Records from a collection:
--------------------
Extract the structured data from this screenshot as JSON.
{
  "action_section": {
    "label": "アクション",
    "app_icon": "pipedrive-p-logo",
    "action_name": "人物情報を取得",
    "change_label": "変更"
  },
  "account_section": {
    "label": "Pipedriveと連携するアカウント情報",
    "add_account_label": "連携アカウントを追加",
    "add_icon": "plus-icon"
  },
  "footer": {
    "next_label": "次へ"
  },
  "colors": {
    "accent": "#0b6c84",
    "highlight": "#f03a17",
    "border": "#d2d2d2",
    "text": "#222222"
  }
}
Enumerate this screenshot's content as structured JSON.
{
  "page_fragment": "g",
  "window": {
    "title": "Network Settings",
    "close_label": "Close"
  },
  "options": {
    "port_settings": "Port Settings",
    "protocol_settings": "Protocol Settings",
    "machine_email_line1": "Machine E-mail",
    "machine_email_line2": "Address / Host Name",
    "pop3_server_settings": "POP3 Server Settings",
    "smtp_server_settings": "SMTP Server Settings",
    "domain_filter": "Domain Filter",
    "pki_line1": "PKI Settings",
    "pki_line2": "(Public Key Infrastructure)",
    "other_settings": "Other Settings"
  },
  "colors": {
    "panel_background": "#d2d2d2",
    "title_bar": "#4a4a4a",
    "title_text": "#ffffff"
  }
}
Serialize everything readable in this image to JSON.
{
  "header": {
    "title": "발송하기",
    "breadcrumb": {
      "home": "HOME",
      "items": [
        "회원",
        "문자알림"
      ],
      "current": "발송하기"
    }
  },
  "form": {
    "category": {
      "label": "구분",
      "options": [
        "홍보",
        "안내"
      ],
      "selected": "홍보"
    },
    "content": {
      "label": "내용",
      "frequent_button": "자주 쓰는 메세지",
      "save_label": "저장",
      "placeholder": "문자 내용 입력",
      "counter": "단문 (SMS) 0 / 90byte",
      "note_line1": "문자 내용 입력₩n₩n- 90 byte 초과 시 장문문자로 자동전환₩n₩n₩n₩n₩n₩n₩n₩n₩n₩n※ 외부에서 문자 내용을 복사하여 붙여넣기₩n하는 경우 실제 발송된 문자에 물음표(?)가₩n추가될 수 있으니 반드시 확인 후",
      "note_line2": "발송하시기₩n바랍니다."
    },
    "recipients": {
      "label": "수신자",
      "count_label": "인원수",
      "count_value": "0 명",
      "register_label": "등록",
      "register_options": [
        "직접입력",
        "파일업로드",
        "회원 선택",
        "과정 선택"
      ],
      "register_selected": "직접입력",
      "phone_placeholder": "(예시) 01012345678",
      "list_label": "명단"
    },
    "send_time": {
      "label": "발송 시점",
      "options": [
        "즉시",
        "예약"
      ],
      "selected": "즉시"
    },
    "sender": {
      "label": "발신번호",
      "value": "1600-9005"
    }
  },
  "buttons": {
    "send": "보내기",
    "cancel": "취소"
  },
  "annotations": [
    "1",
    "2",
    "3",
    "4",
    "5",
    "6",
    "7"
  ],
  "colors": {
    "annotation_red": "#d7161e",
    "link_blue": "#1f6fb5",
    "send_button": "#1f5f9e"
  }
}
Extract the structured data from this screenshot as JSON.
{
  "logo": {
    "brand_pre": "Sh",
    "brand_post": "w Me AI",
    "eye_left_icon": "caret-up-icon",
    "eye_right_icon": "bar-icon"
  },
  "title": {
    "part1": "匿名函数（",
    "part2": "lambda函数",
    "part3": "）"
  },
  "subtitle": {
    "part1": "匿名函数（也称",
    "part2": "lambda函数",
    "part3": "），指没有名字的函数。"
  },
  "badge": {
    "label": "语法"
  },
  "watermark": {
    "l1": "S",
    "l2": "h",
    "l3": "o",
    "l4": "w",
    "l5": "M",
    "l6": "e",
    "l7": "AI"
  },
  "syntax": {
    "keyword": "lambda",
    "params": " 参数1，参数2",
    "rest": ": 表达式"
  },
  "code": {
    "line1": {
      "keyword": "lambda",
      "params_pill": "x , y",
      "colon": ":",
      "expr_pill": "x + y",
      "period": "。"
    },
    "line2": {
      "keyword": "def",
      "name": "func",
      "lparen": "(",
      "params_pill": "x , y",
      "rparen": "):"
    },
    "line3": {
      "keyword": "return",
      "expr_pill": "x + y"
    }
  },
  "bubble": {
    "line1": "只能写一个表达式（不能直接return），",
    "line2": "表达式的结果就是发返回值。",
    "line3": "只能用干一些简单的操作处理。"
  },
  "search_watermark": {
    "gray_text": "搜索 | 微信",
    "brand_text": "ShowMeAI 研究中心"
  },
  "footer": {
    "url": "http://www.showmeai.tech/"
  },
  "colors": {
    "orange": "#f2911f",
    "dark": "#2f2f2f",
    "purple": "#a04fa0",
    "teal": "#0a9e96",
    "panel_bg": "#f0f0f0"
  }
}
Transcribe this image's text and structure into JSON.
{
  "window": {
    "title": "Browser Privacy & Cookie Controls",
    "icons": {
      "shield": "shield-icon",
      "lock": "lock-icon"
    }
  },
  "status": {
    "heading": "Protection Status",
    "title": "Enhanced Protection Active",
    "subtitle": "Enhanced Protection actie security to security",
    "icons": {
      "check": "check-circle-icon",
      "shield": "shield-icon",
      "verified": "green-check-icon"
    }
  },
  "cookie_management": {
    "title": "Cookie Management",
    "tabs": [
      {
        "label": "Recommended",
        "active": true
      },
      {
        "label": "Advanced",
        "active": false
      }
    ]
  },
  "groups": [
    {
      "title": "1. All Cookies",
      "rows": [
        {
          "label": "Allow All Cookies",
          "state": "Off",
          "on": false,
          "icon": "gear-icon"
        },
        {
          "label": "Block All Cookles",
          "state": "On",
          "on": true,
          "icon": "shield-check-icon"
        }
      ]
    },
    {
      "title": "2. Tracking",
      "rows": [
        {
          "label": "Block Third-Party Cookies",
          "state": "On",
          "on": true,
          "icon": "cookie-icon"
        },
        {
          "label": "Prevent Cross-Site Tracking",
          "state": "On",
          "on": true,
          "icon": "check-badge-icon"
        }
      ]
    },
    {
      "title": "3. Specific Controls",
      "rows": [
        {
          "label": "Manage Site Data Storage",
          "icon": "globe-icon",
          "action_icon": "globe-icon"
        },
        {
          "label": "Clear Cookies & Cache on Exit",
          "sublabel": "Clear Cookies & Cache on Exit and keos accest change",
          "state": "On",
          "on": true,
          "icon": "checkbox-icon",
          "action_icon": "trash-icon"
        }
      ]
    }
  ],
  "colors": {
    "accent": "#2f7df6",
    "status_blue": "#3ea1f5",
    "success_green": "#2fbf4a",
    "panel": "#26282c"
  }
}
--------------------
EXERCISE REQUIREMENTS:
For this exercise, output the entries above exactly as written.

COMPLETED EXERCISE:
Extract the structured data from this screenshot as JSON.
{
  "action_section": {
    "label": "アクション",
    "app_icon": "pipedrive-p-logo",
    "action_name": "人物情報を取得",
    "change_label": "変更"
  },
  "account_section": {
    "label": "Pipedriveと連携するアカウント情報",
    "add_account_label": "連携アカウントを追加",
    "add_icon": "plus-icon"
  },
  "footer": {
    "next_label": "次へ"
  },
  "colors": {
    "accent": "#0b6c84",
    "highlight": "#f03a17",
    "border": "#d2d2d2",
    "text": "#222222"
  }
}
Enumerate this screenshot's content as structured JSON.
{
  "page_fragment": "g",
  "window": {
    "title": "Network Settings",
    "close_label": "Close"
  },
  "options": {
    "port_settings": "Port Settings",
    "protocol_settings": "Protocol Settings",
    "machine_email_line1": "Machine E-mail",
    "machine_email_line2": "Address / Host Name",
    "pop3_server_settings": "POP3 Server Settings",
    "smtp_server_settings": "SMTP Server Settings",
    "domain_filter": "Domain Filter",
    "pki_line1": "PKI Settings",
    "pki_line2": "(Public Key Infrastructure)",
    "other_settings": "Other Settings"
  },
  "colors": {
    "panel_background": "#d2d2d2",
    "title_bar": "#4a4a4a",
    "title_text": "#ffffff"
  }
}
Serialize everything readable in this image to JSON.
{
  "header": {
    "title": "발송하기",
    "breadcrumb": {
      "home": "HOME",
      "items": [
        "회원",
        "문자알림"
      ],
      "current": "발송하기"
    }
  },
  "form": {
    "category": {
      "label": "구분",
      "options": [
        "홍보",
        "안내"
      ],
      "selected": "홍보"
    },
    "content": {
      "label": "내용",
      "frequent_button": "자주 쓰는 메세지",
      "save_label": "저장",
      "placeholder": "문자 내용 입력",
      "counter": "단문 (SMS) 0 / 90byte",
      "note_line1": "문자 내용 입력₩n₩n- 90 byte 초과 시 장문문자로 자동전환₩n₩n₩n₩n₩n₩n₩n₩n₩n₩n※ 외부에서 문자 내용을 복사하여 붙여넣기₩n하는 경우 실제 발송된 문자에 물음표(?)가₩n추가될 수 있으니 반드시 확인 후",
      "note_line2": "발송하시기₩n바랍니다."
    },
    "recipients": {
      "label": "수신자",
      "count_label": "인원수",
      "count_value": "0 명",
      "register_label": "등록",
      "register_options": [
        "직접입력",
        "파일업로드",
        "회원 선택",
        "과정 선택"
      ],
      "register_selected": "직접입력",
      "phone_placeholder": "(예시) 01012345678",
      "list_label": "명단"
    },
    "send_time": {
      "label": "발송 시점",
      "options": [
        "즉시",
        "예약"
      ],
      "selected": "즉시"
    },
    "sender": {
      "label": "발신번호",
      "value": "1600-9005"
    }
  },
  "buttons": {
    "send": "보내기",
    "cancel": "취소"
  },
  "annotations": [
    "1",
    "2",
    "3",
    "4",
    "5",
    "6",
    "7"
  ],
  "colors": {
    "annotation_red": "#d7161e",
    "link_blue": "#1f6fb5",
    "send_button": "#1f5f9e"
  }
}
Extract the structured data from this screenshot as JSON.
{
  "logo": {
    "brand_pre": "Sh",
    "brand_post": "w Me AI",
    "eye_left_icon": "caret-up-icon",
    "eye_right_icon": "bar-icon"
  },
  "title": {
    "part1": "匿名函数（",
    "part2": "lambda函数",
    "part3": "）"
  },
  "subtitle": {
    "part1": "匿名函数（也称",
    "part2": "lambda函数",
    "part3": "），指没有名字的函数。"
  },
  "badge": {
    "label": "语法"
  },
  "watermark": {
    "l1": "S",
    "l2": "h",
    "l3": "o",
    "l4": "w",
    "l5": "M",
    "l6": "e",
    "l7": "AI"
  },
  "syntax": {
    "keyword": "lambda",
    "params": " 参数1，参数2",
    "rest": ": 表达式"
  },
  "code": {
    "line1": {
      "keyword": "lambda",
      "params_pill": "x , y",
      "colon": ":",
      "expr_pill": "x + y",
      "period": "。"
    },
    "line2": {
      "keyword": "def",
      "name": "func",
      "lparen": "(",
      "params_pill": "x , y",
      "rparen": "):"
    },
    "line3": {
      "keyword": "return",
      "expr_pill": "x + y"
    }
  },
  "bubble": {
    "line1": "只能写一个表达式（不能直接return），",
    "line2": "表达式的结果就是发返回值。",
    "line3": "只能用干一些简单的操作处理。"
  },
  "search_watermark": {
    "gray_text": "搜索 | 微信",
    "brand_text": "ShowMeAI 研究中心"
  },
  "footer": {
    "url": "http://www.showmeai.tech/"
  },
  "colors": {
    "orange": "#f2911f",
    "dark": "#2f2f2f",
    "purple": "#a04fa0",
    "teal": "#0a9e96",
    "panel_bg": "#f0f0f0"
  }
}
Transcribe this image's text and structure into JSON.
{
  "window": {
    "title": "Browser Privacy & Cookie Controls",
    "icons": {
      "shield": "shield-icon",
      "lock": "lock-icon"
    }
  },
  "status": {
    "heading": "Protection Status",
    "title": "Enhanced Protection Active",
    "subtitle": "Enhanced Protection actie security to security",
    "icons": {
      "check": "check-circle-icon",
      "shield": "shield-icon",
      "verified": "green-check-icon"
    }
  },
  "cookie_management": {
    "title": "Cookie Management",
    "tabs": [
      {
        "label": "Recommended",
        "active": true
      },
      {
        "label": "Advanced",
        "active": false
      }
    ]
  },
  "groups": [
    {
      "title": "1. All Cookies",
      "rows": [
        {
          "label": "Allow All Cookies",
          "state": "Off",
          "on": false,
          "icon": "gear-icon"
        },
        {
          "label": "Block All Cookles",
          "state": "On",
          "on": true,
          "icon": "shield-check-icon"
        }
      ]
    },
    {
      "title": "2. Tracking",
      "rows": [
        {
          "label": "Block Third-Party Cookies",
          "state": "On",
          "on": true,
          "icon": "cookie-icon"
        },
        {
          "label": "Prevent Cross-Site Tracking",
          "state": "On",
          "on": true,
          "icon": "check-badge-icon"
        }
      ]
    },
    {
      "title": "3. Specific Controls",
      "rows": [
        {
          "label": "Manage Site Data Storage",
          "icon": "globe-icon",
          "action_icon": "globe-icon"
        },
        {
          "label": "Clear Cookies & Cache on Exit",
          "sublabel": "Clear Cookies & Cache on Exit and keos accest change",
          "state": "On",
          "on": true,
          "icon": "checkbox-icon",
          "action_icon": "trash-icon"
        }
      ]
    }
  ],
  "colors": {
    "accent": "#2f7df6",
    "status_blue": "#3ea1f5",
    "success_green": "#2fbf4a",
    "panel": "#26282c"
  }
}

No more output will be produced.